John McArthur Jr. “View of the Department for White Children of the House of Refuge. Looking from the South West.” [Fairmount].
Philadelphia, ca. 1854. Vignette, ca. 7 x 14. Lithograph by P.S. Duval. Wainwright: 427; Prints of Philadelphia: 178.
An unusual print in the Fairmount section of Philadelphia showing one of the buildings of the “House of Refuge.” The first House of Refuge, a reformatory for juveniles, was opened in 1828. Within two decades the original building was overcrowded, which spurred the move to a new site on a large lot caddy corner to Eastern Penitentiary bounded by Twenty-second, Twenty-fourth, Parrish, and Brown Streets. The new buildings were designed by John McArthur, Jr., who had emigrated to the United States from Scotland in 1833. In 1848, at age twenty five, McArthur won the competition for the design of a building for the House of Refuge’s “Department for Colored Children.” A few years later McArthur designed the companion structure for the “Department of White Children.” These buildings were the first important designs in McArthur’s influential career as a Philadelphia architect. This scene shows the second building, opened in 1854, with a key printed below the image explaining the purpose of its different sections.
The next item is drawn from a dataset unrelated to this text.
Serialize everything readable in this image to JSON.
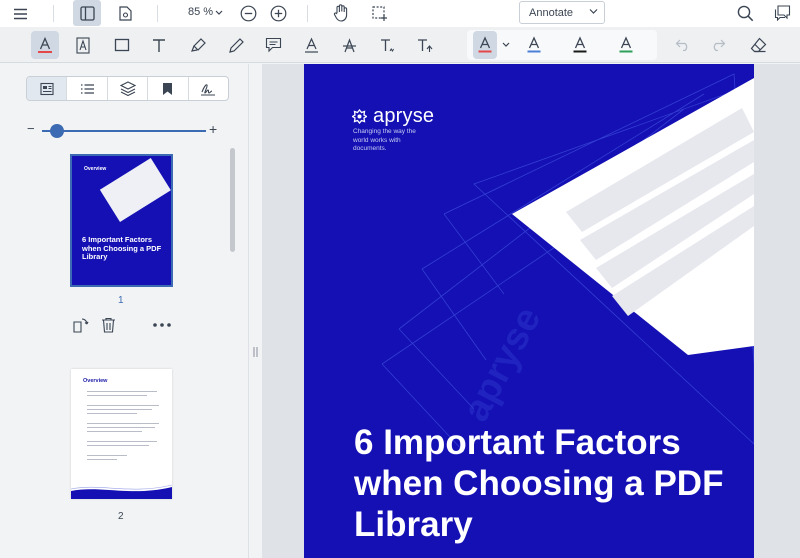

One particularly interesting aspect of the structure is the odd weather vane atop one of the chimneys, which appears to be a fisherman wearing a top hat.